Venue: The Drama Barn
Dinner is not a cosy play; rather, it lacerates. Focusing on a varied bunch of well-to-do dinner guests, playwright Moiri Buffini set out to reveal how little it takes for undercurrents of nastiness to toxically bubble up to the surface. The play begins with promise. The hostess, Paige, (played by Bethany Hughes with poise and icy authority) is a bitch par excellence, full of acidic, withering snipes and clearly has a devious, loaded reason for bringing these various characters together. And what characters they are.
Lars, Paige’s husband, is puffed up and glistening with self-satisfaction, as he would be given that the dinner is in honour of his bestselling book of pop-philosophy. Harry Elletson manages to capture the intellectual braggadocio of a man whose philosophical ‘wisdom’ effectively revolves around the idea of doing whatever the hell you like. Wynne, the batty artist who’s valiantly digesting the shock of her breakup with her MP husband, is a lot of fun. Ruth Comerford really got into the role, gambolling around and giving the play a much needed dose of good-natured kookiness. To complete this tableau of metropolitan affluence, is Hal, an eminent if rather ridiculous microbiologist, played with enthusiasm and occasional glee by Marcus Crabb, and Sian, his younger, truculent ‘newsbabe’ wife, with Jessy Roberts deftly capturing the cool distaste that disguises her emotional inner turmoil.
With one empty chair at the table, (thanks to Wynne’s philandering husband), it’s not long before it’s filled.

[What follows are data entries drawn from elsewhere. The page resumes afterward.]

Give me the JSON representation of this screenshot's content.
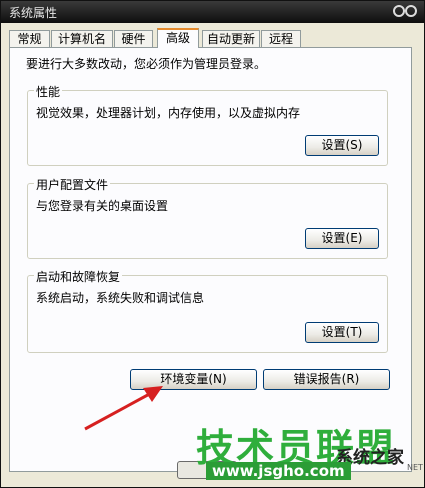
{
  "window": {
    "title": "系统属性"
  },
  "tabs": [
    {
      "label": "常规",
      "active": false
    },
    {
      "label": "计算机名",
      "active": false
    },
    {
      "label": "硬件",
      "active": false
    },
    {
      "label": "高级",
      "active": true
    },
    {
      "label": "自动更新",
      "active": false
    },
    {
      "label": "远程",
      "active": false
    }
  ],
  "intro": "要进行大多数改动，您必须作为管理员登录。",
  "groups": {
    "performance": {
      "title": "性能",
      "desc": "视觉效果，处理器计划，内存使用，以及虚拟内存",
      "button": "设置(S)"
    },
    "profiles": {
      "title": "用户配置文件",
      "desc": "与您登录有关的桌面设置",
      "button": "设置(E)"
    },
    "startup": {
      "title": "启动和故障恢复",
      "desc": "系统启动，系统失败和调试信息",
      "button": "设置(T)"
    }
  },
  "buttons": {
    "env": "环境变量(N)",
    "error": "错误报告(R)"
  },
  "watermark": {
    "main": "技术员联盟",
    "url": "www.jsgho.com",
    "dark": "系统之家",
    "net": "NET"
  },
  "colors": {
    "tab_active_accent": "#e68b2c",
    "arrow": "#d62020",
    "watermark_green": "#2fae3c"
  }
}
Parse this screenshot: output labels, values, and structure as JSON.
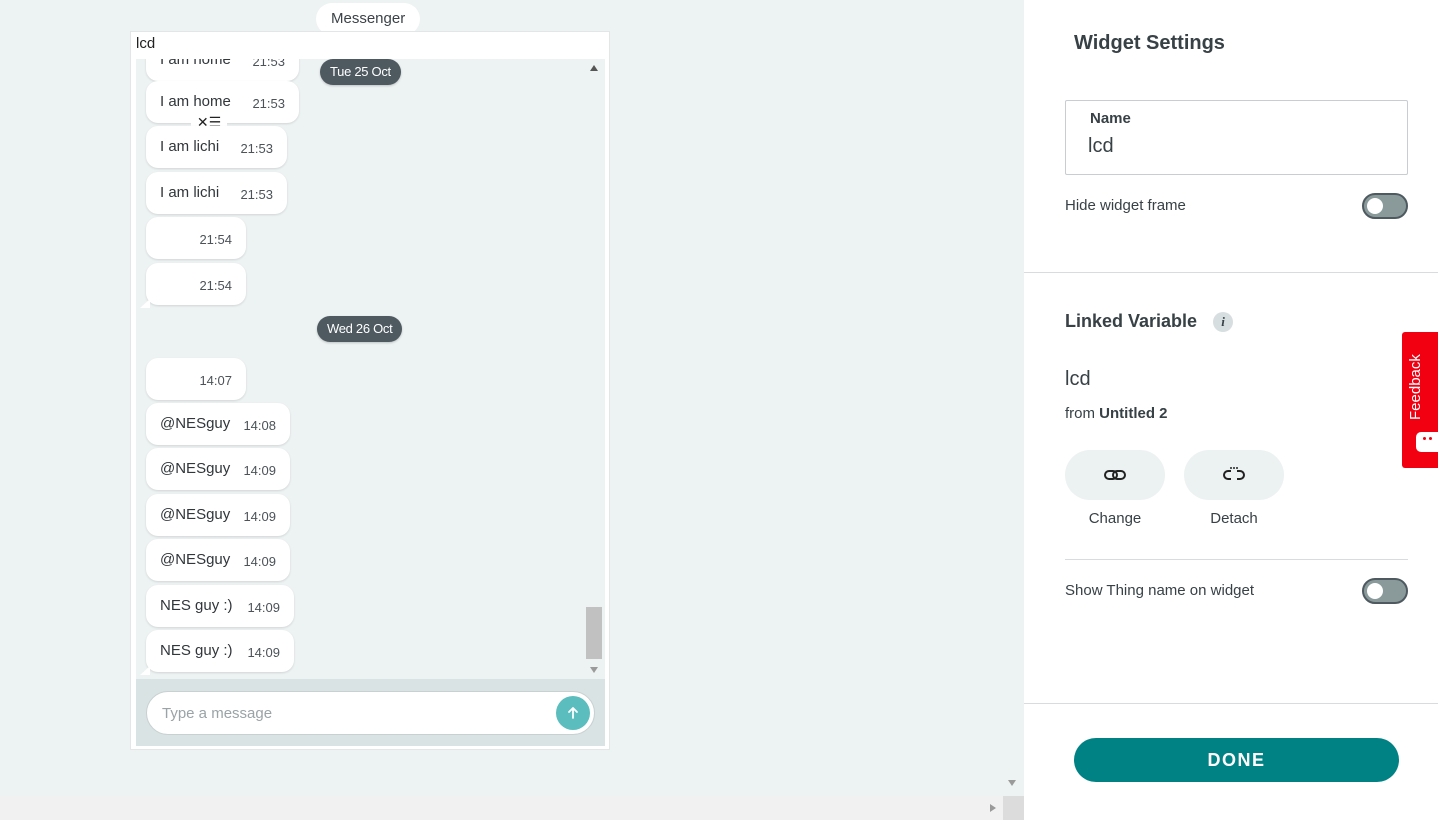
{
  "widget": {
    "tab_label": "Messenger",
    "title": "lcd"
  },
  "messages": [
    {
      "text": "I am home",
      "time": "21:53"
    },
    {
      "text": "I am home",
      "time": "21:53"
    },
    {
      "text": "I am lichi",
      "time": "21:53"
    },
    {
      "text": "I am lichi",
      "time": "21:53"
    },
    {
      "text": "",
      "time": "21:54"
    },
    {
      "text": "",
      "time": "21:54"
    },
    {
      "text": "",
      "time": "14:07"
    },
    {
      "text": "@NESguy",
      "time": "14:08"
    },
    {
      "text": "@NESguy",
      "time": "14:09"
    },
    {
      "text": "@NESguy",
      "time": "14:09"
    },
    {
      "text": "@NESguy",
      "time": "14:09"
    },
    {
      "text": "NES guy :)",
      "time": "14:09"
    },
    {
      "text": "NES guy :)",
      "time": "14:09"
    }
  ],
  "dates": [
    "Tue 25 Oct",
    "Wed 26 Oct"
  ],
  "composer": {
    "placeholder": "Type a message"
  },
  "settings": {
    "title": "Widget Settings",
    "name_label": "Name",
    "name_value": "lcd",
    "hide_frame_label": "Hide widget frame",
    "hide_frame_on": false,
    "linked_variable_title": "Linked Variable",
    "variable_name": "lcd",
    "from_prefix": "from",
    "thing_name": "Untitled 2",
    "change_label": "Change",
    "detach_label": "Detach",
    "show_thing_label": "Show Thing name on widget",
    "show_thing_on": false,
    "done_label": "DONE"
  },
  "feedback": {
    "label": "Feedback"
  },
  "colors": {
    "accent": "#008184",
    "send": "#5bbdbd",
    "feedback": "#f20012",
    "date_pill": "#4e5a60"
  }
}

The introduction of Mike, the ordinary bloke whose van crashes and needs to use the phone, is clearly a set-piece, intended by Buffini to reveal the vacuousness of the diners. And it worked. Dominic Gould handled the role well, adding some calm and seasoned timing to proceedings. But this in turn highlighted the fact that the other characters couldn’t help but stray into caricature territory. And this my the ultimate issue with the production: a lack of real nuance. Exchanges crackled, but it felt as if the weight of the play was cast aside for the humour, and as such the savage end, intended to shock and induce some thought, just fell a little flat. For a play that pertained to be full of philosophical depth, we merely paddled in the shallows.
The nuances, intimations, subtleties, undercurrents – call it what you will, but really recognising these would have made the production soar. Instead, we got a series of events, dark humoured farce with some marvellously entertaining moments but no real sense of fluidity and balance. Effectively, the real issue was one of staging. The decision to go for a traverse stage, with seating on either side, diluted the performance. While it’s a reliable, go-to arrangement for pumping up the intimacy, in this production it meant that much of the action was obscured. It doesn’t take much to correctly assume that in a play called Dinner, events unfold around a dining table. However, this seemingly simple staging is, in fact, rife with difficulties. Ensuring that all the audience members get a balanced view of all the characters was impossible with this particular stage layout. It felt as if blocking had hardly been considered, and it would have been good to feel director, Sebastian Romaniuk’s, influence more clearly.
Dinner had style and plenty of laughs. It was undeniably enjoyable but not particularly substantial; my appetite was piqued but ultimately I wasn’t left feeling blissfully well-fed.